Barnes enthuses that Stage 14 was a particularly fun rig that could not have been done without the HPU. “The HPU wasn’t enough – we had to add a few extra DP8000s to that stage! Half that stage was a horseshoe bluescreen, with over 100 Studio Force 72s, in high pixel count, to use as interactive light for various scenes. We pixel mapped the Studio Forces right from the console. We also had about 20 SoloHyBeam 3000s on that stage. The HyBeam 3K was our go-to mover throughout the show. I am a huge fan of this luminaire. It is like the ‘sampler platter’ of movers. Multiple Frosts, Multiple Prisims, Framing Shutters, Gobos, Iris … it just has everything, it’s bright, and the High-Fidelity units have a perfect white light beam to use on camera. I was speaking to Mike Bauman, owner of LUX Lighting in Burbank, recently about these lights. LUX provided a large amount of the movers we used, along with MBS. I never should have talked so highly about them after using them for the first time on The Prom. They’re getting very hard to find now. We just started working on Black Panther 2, and these lights are so popular now, you have to call far in advance to have any chance of getting some. We also used SolaFrame 3000 and SolaFrame Theatre fixtures.”

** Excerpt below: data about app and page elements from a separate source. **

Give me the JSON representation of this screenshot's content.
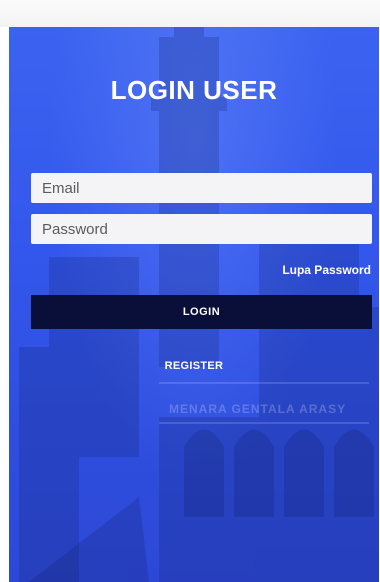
{
  "screen": {
    "title": "LOGIN USER",
    "background_color": "#3357ec",
    "button_color": "#0a0f3a"
  },
  "form": {
    "email_placeholder": "Email",
    "password_placeholder": "Password",
    "forgot_password_label": "Lupa Password",
    "login_label": "LOGIN",
    "register_label": "REGISTER"
  },
  "background": {
    "sign_text": "MENARA GENTALA ARASY"
  }
}
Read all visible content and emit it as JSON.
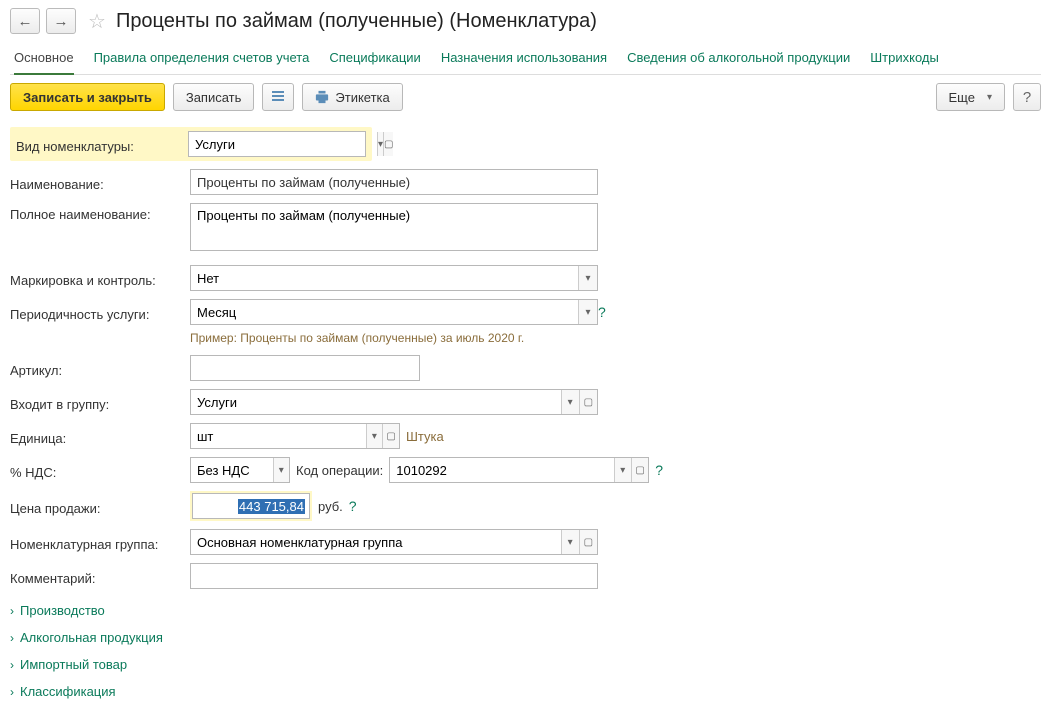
{
  "header": {
    "title": "Проценты по займам (полученные) (Номенклатура)"
  },
  "tabs": [
    {
      "label": "Основное",
      "active": true
    },
    {
      "label": "Правила определения счетов учета"
    },
    {
      "label": "Спецификации"
    },
    {
      "label": "Назначения использования"
    },
    {
      "label": "Сведения об алкогольной продукции"
    },
    {
      "label": "Штрихкоды"
    }
  ],
  "toolbar": {
    "save_close": "Записать и закрыть",
    "save": "Записать",
    "label_btn": "Этикетка",
    "more": "Еще"
  },
  "form": {
    "type_label": "Вид номенклатуры:",
    "type_value": "Услуги",
    "name_label": "Наименование:",
    "name_value": "Проценты по займам (полученные)",
    "fullname_label": "Полное наименование:",
    "fullname_value": "Проценты по займам (полученные)",
    "marking_label": "Маркировка и контроль:",
    "marking_value": "Нет",
    "period_label": "Периодичность услуги:",
    "period_value": "Месяц",
    "period_hint": "Пример: Проценты по займам (полученные) за июль 2020 г.",
    "article_label": "Артикул:",
    "article_value": "",
    "group_label": "Входит в группу:",
    "group_value": "Услуги",
    "unit_label": "Единица:",
    "unit_value": "шт",
    "unit_desc": "Штука",
    "vat_label": "% НДС:",
    "vat_value": "Без НДС",
    "opcode_label": "Код операции:",
    "opcode_value": "1010292",
    "price_label": "Цена продажи:",
    "price_value": "443 715,84",
    "price_unit": "руб.",
    "nomgroup_label": "Номенклатурная группа:",
    "nomgroup_value": "Основная номенклатурная группа",
    "comment_label": "Комментарий:",
    "comment_value": ""
  },
  "expanders": [
    "Производство",
    "Алкогольная продукция",
    "Импортный товар",
    "Классификация"
  ]
}
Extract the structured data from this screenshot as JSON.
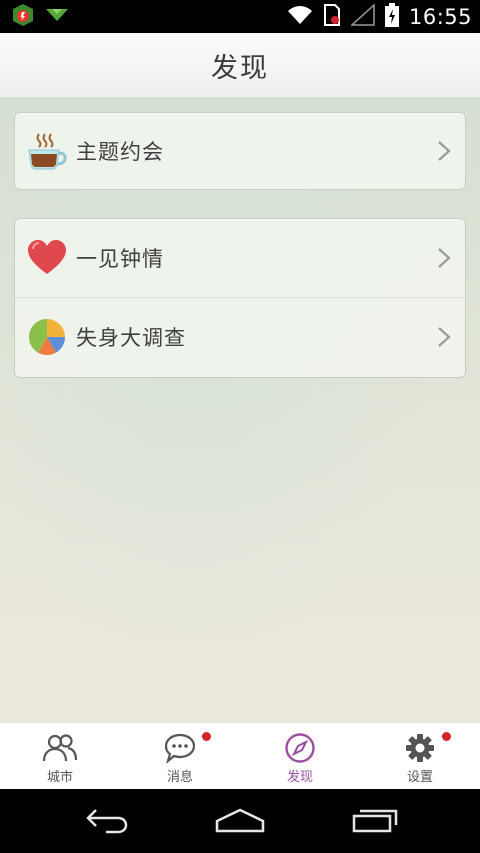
{
  "status_bar": {
    "time": "16:55",
    "icons": [
      "app-notification-icon",
      "download-icon",
      "wifi-icon",
      "sim-icon",
      "signal-icon",
      "battery-icon"
    ]
  },
  "header": {
    "title": "发现"
  },
  "groups": [
    {
      "items": [
        {
          "label": "主题约会",
          "icon": "coffee-cup-icon"
        }
      ]
    },
    {
      "items": [
        {
          "label": "一见钟情",
          "icon": "heart-icon"
        },
        {
          "label": "失身大调查",
          "icon": "pie-chart-icon"
        }
      ]
    }
  ],
  "tabs": [
    {
      "label": "城市",
      "icon": "people-icon",
      "badge": false,
      "active": false
    },
    {
      "label": "消息",
      "icon": "chat-bubble-icon",
      "badge": true,
      "active": false
    },
    {
      "label": "发现",
      "icon": "compass-icon",
      "badge": false,
      "active": true
    },
    {
      "label": "设置",
      "icon": "gear-icon",
      "badge": true,
      "active": false
    }
  ],
  "nav_bar": {
    "buttons": [
      "back-icon",
      "home-icon",
      "recents-icon"
    ]
  },
  "colors": {
    "active_tab": "#9b4fa2",
    "badge": "#d0232b",
    "heart": "#e0484e",
    "text": "#3f3f3f"
  }
}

Director of Photography for Spider-Man was Mauro Fiore, who Barnes worked with several times in the early part of his career but had not seen in a long time. “Mauro is a well-known DP who won the Oscar for Avatar. Josh Davis was the CLT (gaffer), who had originally called me way back when I was still working on The Prom. Then Covid hit, and everything got put on hold. Josh was someone I had worked with years ago on shows like Lemony Snicket when he was one of the electricians on the crew. We kept in touch over the years, and he had started working his way into gaffing. I was flattered that he called me to do Spider-Man. He is a pleasant person to be around and work for, and he is an excellent CLT. He will be a name you hear a lot in the coming years!”
Other key team members on Spider-Man were rigging gaffer Adam Harrison, fixtures foreman Phil Abeyta, and Derek Page, Barnes’ senior systems tech. “Derek, Phil and I have worked together several times before, but this was my first big show with Adam. Adam is fantastic. He is a big advocate of networking and is a forward thinker. The four of us are now working on the next Black Panther together, but with a different DP and CLT.”